How to make open source projects contributor friendly, Contributor engagement (Part 2 of 2)
With edits from Amy Sample Ward and Mala Kumar
(Continued from Part 1)
Once you have some contributors interested in your project, there are multiple ways you can stay connected and keep each other up to date. For open source projects, it’s helpful to have defined communication protocols in place and make sure new contributors are onboarded into these ways of communication.
At Hikaya, we invite all our contributors, both current and former, to a dedicated team communication tool so that everyone can stay connected. Since many contributors are working from different parts of the world, we have taken a “remote by default” stance, which means all work tasks, decisions, and communication should happen in designated places such as a messaging channel or tasks should be well documented in a way that contributors can seamlessly hand off or pick up work from each other.
First, it’s helpful to have a space for daily communication like a messaging platform like MS Teams or Slack set up. Invite your contributors to your workspace so everyone has a place where they can ask questions as they get started. A messaging platform often can take the place of an “office” for remote teams so make team channels to promote discussions on specific topics while including some channels to promote your team culture.
Next, it’s helpful to have a place to organize issues as task cards for your project. Issues can be created to break down specific tasks that need to be completed and then added to a project board so that contributors can see what issue cards in the backlog are ready to be worked on. A common method to manage the workflow of issues in a project board is to use it as a Kanban board.
At Hikaya, we use GitHub Projects to manage and track issues across our projects.
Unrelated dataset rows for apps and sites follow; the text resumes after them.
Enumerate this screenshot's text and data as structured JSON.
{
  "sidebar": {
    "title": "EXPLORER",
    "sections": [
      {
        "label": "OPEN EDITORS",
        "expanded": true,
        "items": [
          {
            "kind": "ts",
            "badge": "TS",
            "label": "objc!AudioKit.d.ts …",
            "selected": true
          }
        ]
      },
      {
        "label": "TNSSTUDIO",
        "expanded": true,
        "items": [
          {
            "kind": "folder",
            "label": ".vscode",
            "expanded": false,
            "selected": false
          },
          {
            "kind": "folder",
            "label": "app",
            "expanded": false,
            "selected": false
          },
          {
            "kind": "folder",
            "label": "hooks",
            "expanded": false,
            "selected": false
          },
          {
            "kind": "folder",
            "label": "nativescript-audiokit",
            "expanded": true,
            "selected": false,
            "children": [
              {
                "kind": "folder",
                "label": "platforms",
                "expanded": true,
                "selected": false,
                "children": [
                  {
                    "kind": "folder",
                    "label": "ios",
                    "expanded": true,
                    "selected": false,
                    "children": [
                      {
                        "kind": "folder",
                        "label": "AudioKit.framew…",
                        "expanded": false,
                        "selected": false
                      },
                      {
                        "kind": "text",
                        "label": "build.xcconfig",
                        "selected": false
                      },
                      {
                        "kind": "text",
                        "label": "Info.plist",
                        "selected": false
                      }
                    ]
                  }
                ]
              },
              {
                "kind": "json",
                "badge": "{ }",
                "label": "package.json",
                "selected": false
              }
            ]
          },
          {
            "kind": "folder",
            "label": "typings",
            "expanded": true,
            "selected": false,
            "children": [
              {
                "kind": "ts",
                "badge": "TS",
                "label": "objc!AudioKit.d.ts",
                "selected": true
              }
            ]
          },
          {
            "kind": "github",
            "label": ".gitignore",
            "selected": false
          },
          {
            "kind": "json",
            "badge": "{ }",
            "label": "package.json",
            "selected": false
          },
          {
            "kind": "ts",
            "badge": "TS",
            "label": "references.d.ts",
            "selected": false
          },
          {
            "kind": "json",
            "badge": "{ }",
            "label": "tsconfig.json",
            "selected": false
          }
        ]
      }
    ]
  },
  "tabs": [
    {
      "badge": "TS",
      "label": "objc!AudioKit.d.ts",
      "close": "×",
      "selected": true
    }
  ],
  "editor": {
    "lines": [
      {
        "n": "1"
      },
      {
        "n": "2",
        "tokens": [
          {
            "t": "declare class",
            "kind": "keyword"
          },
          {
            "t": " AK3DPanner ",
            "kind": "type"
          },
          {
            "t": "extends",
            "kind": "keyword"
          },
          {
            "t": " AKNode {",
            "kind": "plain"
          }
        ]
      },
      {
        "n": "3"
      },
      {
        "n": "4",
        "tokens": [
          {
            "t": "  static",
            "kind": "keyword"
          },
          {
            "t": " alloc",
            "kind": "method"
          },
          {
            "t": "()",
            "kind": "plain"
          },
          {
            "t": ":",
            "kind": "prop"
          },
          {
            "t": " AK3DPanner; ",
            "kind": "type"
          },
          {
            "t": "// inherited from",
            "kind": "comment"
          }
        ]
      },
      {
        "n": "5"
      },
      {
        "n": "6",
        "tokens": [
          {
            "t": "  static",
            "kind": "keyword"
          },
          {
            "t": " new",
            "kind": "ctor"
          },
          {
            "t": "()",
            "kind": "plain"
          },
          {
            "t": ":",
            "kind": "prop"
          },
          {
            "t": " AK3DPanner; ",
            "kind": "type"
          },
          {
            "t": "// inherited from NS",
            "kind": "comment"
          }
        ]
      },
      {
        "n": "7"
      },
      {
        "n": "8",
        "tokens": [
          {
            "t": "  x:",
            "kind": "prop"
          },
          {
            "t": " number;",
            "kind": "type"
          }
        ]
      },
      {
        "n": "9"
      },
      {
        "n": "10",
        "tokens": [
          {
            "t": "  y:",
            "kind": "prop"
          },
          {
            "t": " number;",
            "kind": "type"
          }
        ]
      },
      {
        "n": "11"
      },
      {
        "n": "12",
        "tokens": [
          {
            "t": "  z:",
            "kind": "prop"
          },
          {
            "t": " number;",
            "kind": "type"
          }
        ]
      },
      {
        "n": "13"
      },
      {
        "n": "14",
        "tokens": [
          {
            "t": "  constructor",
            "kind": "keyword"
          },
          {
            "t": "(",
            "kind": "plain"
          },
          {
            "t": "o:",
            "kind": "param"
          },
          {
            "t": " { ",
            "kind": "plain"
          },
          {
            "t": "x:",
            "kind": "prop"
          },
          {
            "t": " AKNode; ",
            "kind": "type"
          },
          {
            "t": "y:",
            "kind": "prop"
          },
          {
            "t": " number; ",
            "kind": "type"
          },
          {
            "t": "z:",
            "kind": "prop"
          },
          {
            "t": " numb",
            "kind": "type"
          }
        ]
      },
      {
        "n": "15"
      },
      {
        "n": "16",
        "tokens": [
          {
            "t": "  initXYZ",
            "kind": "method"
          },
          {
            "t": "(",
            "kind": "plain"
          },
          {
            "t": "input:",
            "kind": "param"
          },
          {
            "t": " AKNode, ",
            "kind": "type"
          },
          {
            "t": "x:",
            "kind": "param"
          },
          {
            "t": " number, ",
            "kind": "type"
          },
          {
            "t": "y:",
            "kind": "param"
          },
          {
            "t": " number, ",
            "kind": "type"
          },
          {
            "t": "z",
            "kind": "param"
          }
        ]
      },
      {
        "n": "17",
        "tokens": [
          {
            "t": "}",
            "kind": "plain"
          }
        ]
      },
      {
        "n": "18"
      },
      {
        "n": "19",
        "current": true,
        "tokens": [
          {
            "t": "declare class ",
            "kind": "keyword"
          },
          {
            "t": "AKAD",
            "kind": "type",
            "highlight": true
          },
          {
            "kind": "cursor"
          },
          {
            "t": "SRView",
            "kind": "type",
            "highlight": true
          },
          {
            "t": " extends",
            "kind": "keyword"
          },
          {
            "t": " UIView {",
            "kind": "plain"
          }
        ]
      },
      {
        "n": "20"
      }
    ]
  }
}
Since our open source projects are managed in code repositories in GitHub, it makes it easy to link any pull request with an issue in the project board to see the work of a contributor.
Get the word out
On your open source project repository ensure you have a way for potential contributors to get in touch if they are interested in contributing to the project. It can be helpful to post on job boards that you are looking for contributors. In these advertisements, it can be helpful to include links to your repository as well as a list of open issues so if contributors are curious they can easily investigate further.
Once you have these advertisements published, consider creating a simple application process so interested contributors can express interest or apply to your project. As contributors apply, you can use this opportunity to ask questions about their profile and why they are interested in contributing to an open source project. The lesson we have learned at Hikaya is that it is most valuable to find contributors who want to continue making contributions over time so that they can progress and build upon their early contributions. By allowing your contributors to be part of team discussions and information sharing sessions it can help them better understand the project’s goals and the ability to contribute at a deeper level to your project.
Treat contributors like members of your team
When thinking about the role you’d like a contributor to play in your project, think of them in the same way as you would be hiring them. This ensures you treat your contributions with the same professionalism and support as you would any new team member. Open source contributors are people who often have a day job and are primarily driven by eagerness to work on interesting projects where they can develop new skills or are simply looking for a new challenge to solve. If you can tap into what a contributor is passionate about, it can help to align on common goals.
If you’d like to move candidates on to the next stage, you can invite them to an initial call. These calls could be a mix of interview questions that try to better understand their motivations for contributing as well as a way to introduce them to the project. Some logistical topics can be helpful such as confirming their schedule of availability and how long they would like to contribute to keep expectations aligned. Spend time discussing the product vision while also being practical and ensuring they have everything in order to get set up.
Here is a summary of topics that we use at Hikaya when onboarding a new contributor:
- Schedule an initial call to introduce the project and learn more about the contributor. During the call, gain a better understanding of why they want to contribute and how they think they can add value. The relationship is sustainable when contributors are not only excited about the technology stack but also passionate about the overall project vision.
- Discuss logistics and set expectations to ensure contributors and project owners respect each other’s time and contribution to the project.
- Invite to communication channels used by the project and send out calendar invites for any recurring contributor calls. Help to resolve any setup issues they are facing.
This article is originally published on Hikaya’s blog.
At Hikaya, we are building a number of open source projects that help nonprofits better manage their data. By building open source solutions on common data standards, we help nonprofits worldwide improve their delivery of goods and services to those most in need while making reporting to funders more transparent. We are a team of data scientists, designers, humanitarians, and software engineers who have lived and worked in some of the most challenging parts of the world and are always welcoming new open source contributors to our team. If you are interested in contributing or would like to learn more, check out our projects at https://github.com/hikaya-io.